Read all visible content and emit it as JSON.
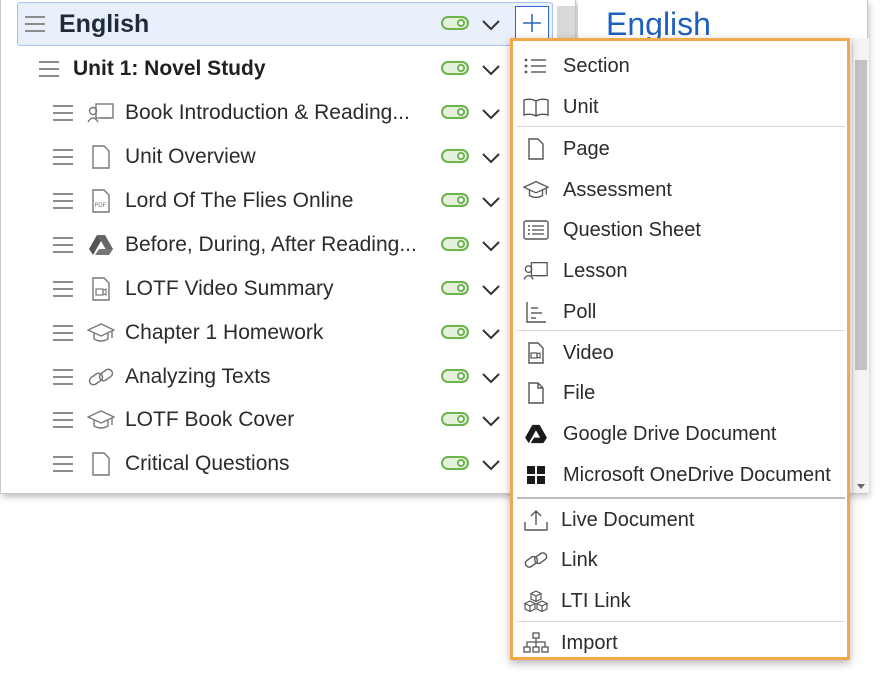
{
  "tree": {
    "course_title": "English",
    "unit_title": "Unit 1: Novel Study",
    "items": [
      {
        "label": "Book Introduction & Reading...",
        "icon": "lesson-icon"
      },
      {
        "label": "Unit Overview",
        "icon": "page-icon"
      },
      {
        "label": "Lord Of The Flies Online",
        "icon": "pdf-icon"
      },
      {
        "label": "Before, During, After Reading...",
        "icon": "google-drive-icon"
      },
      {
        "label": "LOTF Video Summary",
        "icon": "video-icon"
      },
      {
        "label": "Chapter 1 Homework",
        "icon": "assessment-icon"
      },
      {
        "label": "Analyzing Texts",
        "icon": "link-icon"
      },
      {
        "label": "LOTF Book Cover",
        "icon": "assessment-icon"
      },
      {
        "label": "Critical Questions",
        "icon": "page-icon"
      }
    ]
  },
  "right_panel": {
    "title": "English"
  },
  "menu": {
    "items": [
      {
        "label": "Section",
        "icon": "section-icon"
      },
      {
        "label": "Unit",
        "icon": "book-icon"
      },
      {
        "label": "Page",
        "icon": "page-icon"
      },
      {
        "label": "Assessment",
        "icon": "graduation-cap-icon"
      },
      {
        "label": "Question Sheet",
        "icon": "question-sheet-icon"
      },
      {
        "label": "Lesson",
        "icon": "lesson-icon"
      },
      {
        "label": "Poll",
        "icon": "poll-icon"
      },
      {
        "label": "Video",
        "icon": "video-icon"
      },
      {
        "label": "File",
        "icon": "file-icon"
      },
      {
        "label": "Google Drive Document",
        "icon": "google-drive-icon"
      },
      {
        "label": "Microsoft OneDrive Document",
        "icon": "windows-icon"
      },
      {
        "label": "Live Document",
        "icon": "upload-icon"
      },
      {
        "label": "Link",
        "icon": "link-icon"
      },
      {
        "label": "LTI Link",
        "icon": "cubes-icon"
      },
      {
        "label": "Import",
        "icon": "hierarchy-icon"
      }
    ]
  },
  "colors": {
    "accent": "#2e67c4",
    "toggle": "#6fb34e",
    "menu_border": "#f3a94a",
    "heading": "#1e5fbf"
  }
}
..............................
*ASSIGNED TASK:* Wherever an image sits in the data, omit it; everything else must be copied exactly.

*RESPONSE TO THIS TASK:*
Read all visible content and emit it as JSON.
{
  "tree": {
    "course_title": "English",
    "unit_title": "Unit 1: Novel Study",
    "items": [
      {
        "label": "Book Introduction & Reading...",
        "icon": "lesson-icon"
      },
      {
        "label": "Unit Overview",
        "icon": "page-icon"
      },
      {
        "label": "Lord Of The Flies Online",
        "icon": "pdf-icon"
      },
      {
        "label": "Before, During, After Reading...",
        "icon": "google-drive-icon"
      },
      {
        "label": "LOTF Video Summary",
        "icon": "video-icon"
      },
      {
        "label": "Chapter 1 Homework",
        "icon": "assessment-icon"
      },
      {
        "label": "Analyzing Texts",
        "icon": "link-icon"
      },
      {
        "label": "LOTF Book Cover",
        "icon": "assessment-icon"
      },
      {
        "label": "Critical Questions",
        "icon": "page-icon"
      }
    ]
  },
  "right_panel": {
    "title": "English"
  },
  "menu": {
    "items": [
      {
        "label": "Section",
        "icon": "section-icon"
      },
      {
        "label": "Unit",
        "icon": "book-icon"
      },
      {
        "label": "Page",
        "icon": "page-icon"
      },
      {
        "label": "Assessment",
        "icon": "graduation-cap-icon"
      },
      {
        "label": "Question Sheet",
        "icon": "question-sheet-icon"
      },
      {
        "label": "Lesson",
        "icon": "lesson-icon"
      },
      {
        "label": "Poll",
        "icon": "poll-icon"
      },
      {
        "label": "Video",
        "icon": "video-icon"
      },
      {
        "label": "File",
        "icon": "file-icon"
      },
      {
        "label": "Google Drive Document",
        "icon": "google-drive-icon"
      },
      {
        "label": "Microsoft OneDrive Document",
        "icon": "windows-icon"
      },
      {
        "label": "Live Document",
        "icon": "upload-icon"
      },
      {
        "label": "Link",
        "icon": "link-icon"
      },
      {
        "label": "LTI Link",
        "icon": "cubes-icon"
      },
      {
        "label": "Import",
        "icon": "hierarchy-icon"
      }
    ]
  },
  "colors": {
    "accent": "#2e67c4",
    "toggle": "#6fb34e",
    "menu_border": "#f3a94a",
    "heading": "#1e5fbf"
  }
}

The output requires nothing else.